» **Source information**:
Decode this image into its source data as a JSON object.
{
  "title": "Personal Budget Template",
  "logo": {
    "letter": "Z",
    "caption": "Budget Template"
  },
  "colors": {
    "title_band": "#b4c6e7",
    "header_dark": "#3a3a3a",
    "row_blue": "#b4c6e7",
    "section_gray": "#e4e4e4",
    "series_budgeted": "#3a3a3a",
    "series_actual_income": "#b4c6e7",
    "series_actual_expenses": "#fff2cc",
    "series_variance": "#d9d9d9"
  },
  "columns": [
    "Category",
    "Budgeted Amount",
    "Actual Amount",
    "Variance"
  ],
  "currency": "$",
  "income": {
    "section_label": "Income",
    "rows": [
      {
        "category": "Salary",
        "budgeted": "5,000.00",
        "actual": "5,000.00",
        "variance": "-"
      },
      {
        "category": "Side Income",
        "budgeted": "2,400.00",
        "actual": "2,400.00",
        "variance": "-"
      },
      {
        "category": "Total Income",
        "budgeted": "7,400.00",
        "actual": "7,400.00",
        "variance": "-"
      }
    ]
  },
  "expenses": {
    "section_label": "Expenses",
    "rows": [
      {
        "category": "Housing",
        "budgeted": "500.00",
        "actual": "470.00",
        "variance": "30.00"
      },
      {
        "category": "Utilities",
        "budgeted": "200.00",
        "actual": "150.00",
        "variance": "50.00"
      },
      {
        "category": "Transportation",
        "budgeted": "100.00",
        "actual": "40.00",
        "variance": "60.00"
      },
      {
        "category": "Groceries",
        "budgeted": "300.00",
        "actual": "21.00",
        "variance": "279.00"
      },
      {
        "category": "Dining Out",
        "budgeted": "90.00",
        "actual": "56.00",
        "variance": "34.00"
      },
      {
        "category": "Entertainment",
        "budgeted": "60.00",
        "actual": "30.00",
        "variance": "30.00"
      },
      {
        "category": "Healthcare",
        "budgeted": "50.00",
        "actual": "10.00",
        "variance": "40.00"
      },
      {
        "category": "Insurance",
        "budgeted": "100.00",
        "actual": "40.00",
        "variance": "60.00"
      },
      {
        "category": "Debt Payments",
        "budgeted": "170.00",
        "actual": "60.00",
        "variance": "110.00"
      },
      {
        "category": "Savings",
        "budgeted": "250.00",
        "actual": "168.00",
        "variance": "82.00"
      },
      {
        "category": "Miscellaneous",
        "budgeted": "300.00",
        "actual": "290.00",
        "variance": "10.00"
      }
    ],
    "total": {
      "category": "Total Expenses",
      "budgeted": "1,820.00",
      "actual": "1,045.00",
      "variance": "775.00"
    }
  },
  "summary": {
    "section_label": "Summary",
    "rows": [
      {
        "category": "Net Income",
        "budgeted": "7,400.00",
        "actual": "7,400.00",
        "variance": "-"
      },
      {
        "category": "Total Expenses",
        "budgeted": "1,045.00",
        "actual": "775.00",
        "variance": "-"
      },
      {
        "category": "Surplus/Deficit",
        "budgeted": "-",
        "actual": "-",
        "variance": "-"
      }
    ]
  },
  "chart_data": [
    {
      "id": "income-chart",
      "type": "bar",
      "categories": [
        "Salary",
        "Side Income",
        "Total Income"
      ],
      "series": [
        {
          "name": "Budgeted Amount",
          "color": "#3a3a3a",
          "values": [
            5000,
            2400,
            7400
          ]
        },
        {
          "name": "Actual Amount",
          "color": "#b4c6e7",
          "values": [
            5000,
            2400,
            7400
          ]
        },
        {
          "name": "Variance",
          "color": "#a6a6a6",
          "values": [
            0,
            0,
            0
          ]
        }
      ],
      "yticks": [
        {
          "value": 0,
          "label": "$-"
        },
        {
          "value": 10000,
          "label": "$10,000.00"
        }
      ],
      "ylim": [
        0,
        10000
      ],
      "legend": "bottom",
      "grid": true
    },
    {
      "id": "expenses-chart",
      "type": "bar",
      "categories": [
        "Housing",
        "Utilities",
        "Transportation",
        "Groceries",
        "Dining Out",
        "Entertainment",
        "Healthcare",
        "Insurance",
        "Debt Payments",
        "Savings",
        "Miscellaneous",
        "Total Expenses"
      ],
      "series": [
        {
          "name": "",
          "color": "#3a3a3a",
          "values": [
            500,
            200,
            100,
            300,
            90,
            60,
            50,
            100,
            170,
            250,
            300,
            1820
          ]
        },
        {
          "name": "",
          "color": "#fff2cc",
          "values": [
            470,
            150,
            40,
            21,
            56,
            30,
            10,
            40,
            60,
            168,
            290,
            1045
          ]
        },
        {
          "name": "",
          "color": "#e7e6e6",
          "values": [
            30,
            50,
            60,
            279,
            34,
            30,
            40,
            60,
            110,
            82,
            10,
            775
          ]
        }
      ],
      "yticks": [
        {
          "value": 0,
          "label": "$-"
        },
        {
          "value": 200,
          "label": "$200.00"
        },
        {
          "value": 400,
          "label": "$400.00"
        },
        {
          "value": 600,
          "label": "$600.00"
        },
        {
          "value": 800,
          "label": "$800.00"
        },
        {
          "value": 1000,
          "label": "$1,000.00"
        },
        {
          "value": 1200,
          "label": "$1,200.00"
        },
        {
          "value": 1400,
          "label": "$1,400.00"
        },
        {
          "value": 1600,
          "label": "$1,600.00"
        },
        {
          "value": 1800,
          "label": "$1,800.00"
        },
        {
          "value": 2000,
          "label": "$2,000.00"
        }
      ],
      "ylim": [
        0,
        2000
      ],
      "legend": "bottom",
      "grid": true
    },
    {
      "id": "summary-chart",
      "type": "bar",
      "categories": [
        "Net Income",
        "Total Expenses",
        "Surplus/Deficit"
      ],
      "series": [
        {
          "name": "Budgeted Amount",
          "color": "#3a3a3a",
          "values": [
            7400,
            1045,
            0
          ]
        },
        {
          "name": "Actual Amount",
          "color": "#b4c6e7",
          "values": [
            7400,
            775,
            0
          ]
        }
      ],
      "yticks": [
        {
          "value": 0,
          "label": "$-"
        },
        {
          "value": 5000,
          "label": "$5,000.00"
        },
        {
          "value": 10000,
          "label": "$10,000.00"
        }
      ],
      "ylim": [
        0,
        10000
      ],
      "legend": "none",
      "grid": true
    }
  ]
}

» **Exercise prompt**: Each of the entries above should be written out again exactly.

» **The answer**:
Decode this image into its source data as a JSON object.
{
  "title": "Personal Budget Template",
  "logo": {
    "letter": "Z",
    "caption": "Budget Template"
  },
  "colors": {
    "title_band": "#b4c6e7",
    "header_dark": "#3a3a3a",
    "row_blue": "#b4c6e7",
    "section_gray": "#e4e4e4",
    "series_budgeted": "#3a3a3a",
    "series_actual_income": "#b4c6e7",
    "series_actual_expenses": "#fff2cc",
    "series_variance": "#d9d9d9"
  },
  "columns": [
    "Category",
    "Budgeted Amount",
    "Actual Amount",
    "Variance"
  ],
  "currency": "$",
  "income": {
    "section_label": "Income",
    "rows": [
      {
        "category": "Salary",
        "budgeted": "5,000.00",
        "actual": "5,000.00",
        "variance": "-"
      },
      {
        "category": "Side Income",
        "budgeted": "2,400.00",
        "actual": "2,400.00",
        "variance": "-"
      },
      {
        "category": "Total Income",
        "budgeted": "7,400.00",
        "actual": "7,400.00",
        "variance": "-"
      }
    ]
  },
  "expenses": {
    "section_label": "Expenses",
    "rows": [
      {
        "category": "Housing",
        "budgeted": "500.00",
        "actual": "470.00",
        "variance": "30.00"
      },
      {
        "category": "Utilities",
        "budgeted": "200.00",
        "actual": "150.00",
        "variance": "50.00"
      },
      {
        "category": "Transportation",
        "budgeted": "100.00",
        "actual": "40.00",
        "variance": "60.00"
      },
      {
        "category": "Groceries",
        "budgeted": "300.00",
        "actual": "21.00",
        "variance": "279.00"
      },
      {
        "category": "Dining Out",
        "budgeted": "90.00",
        "actual": "56.00",
        "variance": "34.00"
      },
      {
        "category": "Entertainment",
        "budgeted": "60.00",
        "actual": "30.00",
        "variance": "30.00"
      },
      {
        "category": "Healthcare",
        "budgeted": "50.00",
        "actual": "10.00",
        "variance": "40.00"
      },
      {
        "category": "Insurance",
        "budgeted": "100.00",
        "actual": "40.00",
        "variance": "60.00"
      },
      {
        "category": "Debt Payments",
        "budgeted": "170.00",
        "actual": "60.00",
        "variance": "110.00"
      },
      {
        "category": "Savings",
        "budgeted": "250.00",
        "actual": "168.00",
        "variance": "82.00"
      },
      {
        "category": "Miscellaneous",
        "budgeted": "300.00",
        "actual": "290.00",
        "variance": "10.00"
      }
    ],
    "total": {
      "category": "Total Expenses",
      "budgeted": "1,820.00",
      "actual": "1,045.00",
      "variance": "775.00"
    }
  },
  "summary": {
    "section_label": "Summary",
    "rows": [
      {
        "category": "Net Income",
        "budgeted": "7,400.00",
        "actual": "7,400.00",
        "variance": "-"
      },
      {
        "category": "Total Expenses",
        "budgeted": "1,045.00",
        "actual": "775.00",
        "variance": "-"
      },
      {
        "category": "Surplus/Deficit",
        "budgeted": "-",
        "actual": "-",
        "variance": "-"
      }
    ]
  },
  "chart_data": [
    {
      "id": "income-chart",
      "type": "bar",
      "categories": [
        "Salary",
        "Side Income",
        "Total Income"
      ],
      "series": [
        {
          "name": "Budgeted Amount",
          "color": "#3a3a3a",
          "values": [
            5000,
            2400,
            7400
          ]
        },
        {
          "name": "Actual Amount",
          "color": "#b4c6e7",
          "values": [
            5000,
            2400,
            7400
          ]
        },
        {
          "name": "Variance",
          "color": "#a6a6a6",
          "values": [
            0,
            0,
            0
          ]
        }
      ],
      "yticks": [
        {
          "value": 0,
          "label": "$-"
        },
        {
          "value": 10000,
          "label": "$10,000.00"
        }
      ],
      "ylim": [
        0,
        10000
      ],
      "legend": "bottom",
      "grid": true
    },
    {
      "id": "expenses-chart",
      "type": "bar",
      "categories": [
        "Housing",
        "Utilities",
        "Transportation",
        "Groceries",
        "Dining Out",
        "Entertainment",
        "Healthcare",
        "Insurance",
        "Debt Payments",
        "Savings",
        "Miscellaneous",
        "Total Expenses"
      ],
      "series": [
        {
          "name": "",
          "color": "#3a3a3a",
          "values": [
            500,
            200,
            100,
            300,
            90,
            60,
            50,
            100,
            170,
            250,
            300,
            1820
          ]
        },
        {
          "name": "",
          "color": "#fff2cc",
          "values": [
            470,
            150,
            40,
            21,
            56,
            30,
            10,
            40,
            60,
            168,
            290,
            1045
          ]
        },
        {
          "name": "",
          "color": "#e7e6e6",
          "values": [
            30,
            50,
            60,
            279,
            34,
            30,
            40,
            60,
            110,
            82,
            10,
            775
          ]
        }
      ],
      "yticks": [
        {
          "value": 0,
          "label": "$-"
        },
        {
          "value": 200,
          "label": "$200.00"
        },
        {
          "value": 400,
          "label": "$400.00"
        },
        {
          "value": 600,
          "label": "$600.00"
        },
        {
          "value": 800,
          "label": "$800.00"
        },
        {
          "value": 1000,
          "label": "$1,000.00"
        },
        {
          "value": 1200,
          "label": "$1,200.00"
        },
        {
          "value": 1400,
          "label": "$1,400.00"
        },
        {
          "value": 1600,
          "label": "$1,600.00"
        },
        {
          "value": 1800,
          "label": "$1,800.00"
        },
        {
          "value": 2000,
          "label": "$2,000.00"
        }
      ],
      "ylim": [
        0,
        2000
      ],
      "legend": "bottom",
      "grid": true
    },
    {
      "id": "summary-chart",
      "type": "bar",
      "categories": [
        "Net Income",
        "Total Expenses",
        "Surplus/Deficit"
      ],
      "series": [
        {
          "name": "Budgeted Amount",
          "color": "#3a3a3a",
          "values": [
            7400,
            1045,
            0
          ]
        },
        {
          "name": "Actual Amount",
          "color": "#b4c6e7",
          "values": [
            7400,
            775,
            0
          ]
        }
      ],
      "yticks": [
        {
          "value": 0,
          "label": "$-"
        },
        {
          "value": 5000,
          "label": "$5,000.00"
        },
        {
          "value": 10000,
          "label": "$10,000.00"
        }
      ],
      "ylim": [
        0,
        10000
      ],
      "legend": "none",
      "grid": true
    }
  ]
}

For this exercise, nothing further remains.